shift to the left.
Add more carbon dioxide (CO2) in the presence of little calcium carbonate
and things shift to right of the last two equations. Add less and things
shift to the left.
The breakdown of the calcium carbonate in the presence of CO2 is slow and
gradual, which lead some people to conclude that it is ineffective. Also,
the use of the fine, lab grade calcium carbonate, dumped in the water column
covers everything in a white powder which sticks around for awhile. This
leads people to conclude that it is not only ineffective but also ugly.
I prefer using 5 or 6 larger pieces of calcium carbonate (referred to as
marble chips in some chemistry supply catalogs) in the filter. Every month
or so, I add more, leaving the CO2 set. It works very well, is extremely
inexpensive, and requires no fuss or bother.
Rice Lake, WI USA
> I remember reading about someone using carbonate salts to adjust KH and GH in
> APD. I have a piece of information for you. According to what I learnt in
> Chemistry, only Potassium, Sodium and Ammonium carbonates are very soluble in
> The rest of the carbonate salts are partially or very insoluble(solubility
> cannot be observed by our eyes) in water.
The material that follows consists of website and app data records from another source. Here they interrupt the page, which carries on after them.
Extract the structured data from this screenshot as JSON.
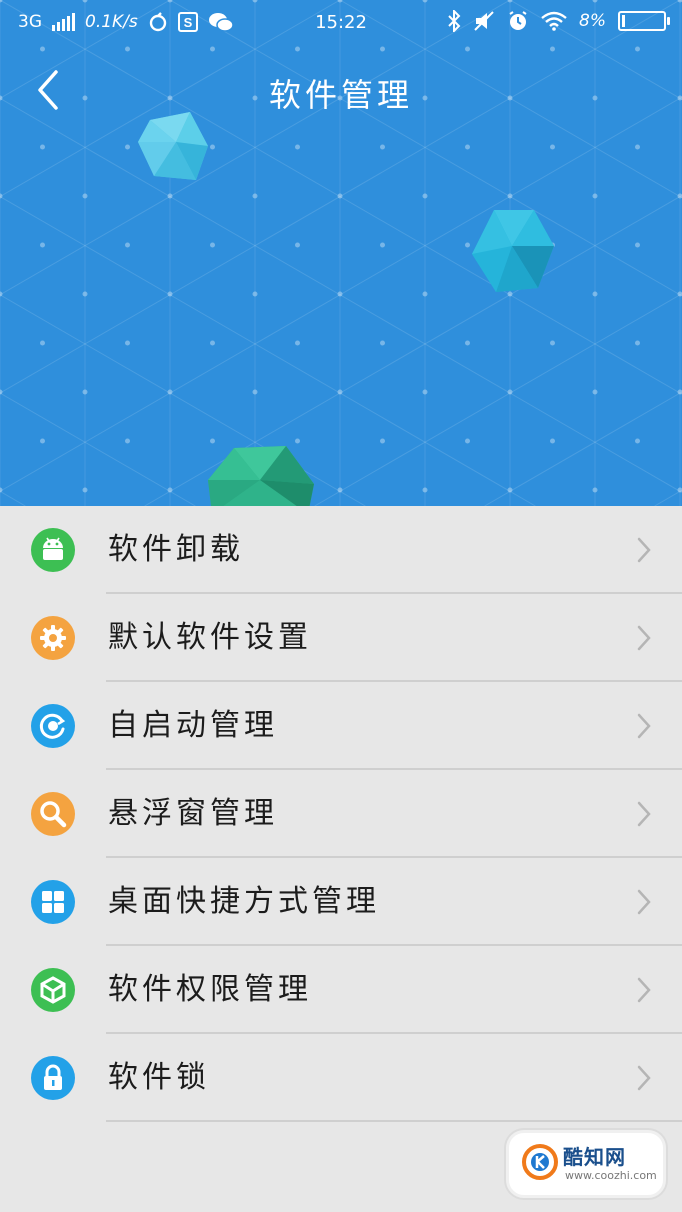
{
  "status_bar": {
    "network": "3G",
    "speed": "0.1K/s",
    "time": "15:22",
    "battery": "8%",
    "battery_level": 0.08
  },
  "header": {
    "title": "软件管理",
    "background_color": "#2f8fdc"
  },
  "menu": {
    "items": [
      {
        "label": "软件卸载",
        "icon": "android-icon",
        "color": "#3dbf53"
      },
      {
        "label": "默认软件设置",
        "icon": "gear-icon",
        "color": "#f4a340"
      },
      {
        "label": "自启动管理",
        "icon": "power-cycle-icon",
        "color": "#23a1e8"
      },
      {
        "label": "悬浮窗管理",
        "icon": "wrench-icon",
        "color": "#f4a340"
      },
      {
        "label": "桌面快捷方式管理",
        "icon": "grid-icon",
        "color": "#23a1e8"
      },
      {
        "label": "软件权限管理",
        "icon": "shield-check-icon",
        "color": "#3dbf53"
      },
      {
        "label": "软件锁",
        "icon": "lock-icon",
        "color": "#23a1e8"
      }
    ]
  },
  "watermark": {
    "name": "酷知网",
    "url": "www.coozhi.com"
  }
}
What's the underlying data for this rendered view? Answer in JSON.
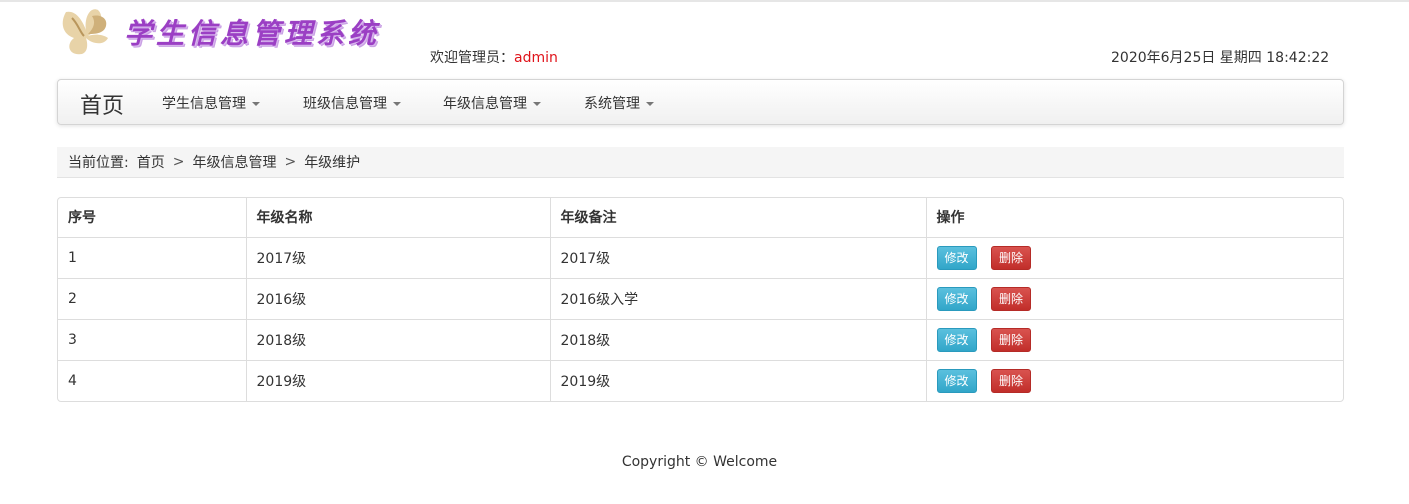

Eg.CaCO3 is very insoluble in water
> as mentioned by Gregory Morin.
> Hope this helps.
> Wayne Wah from Singapore.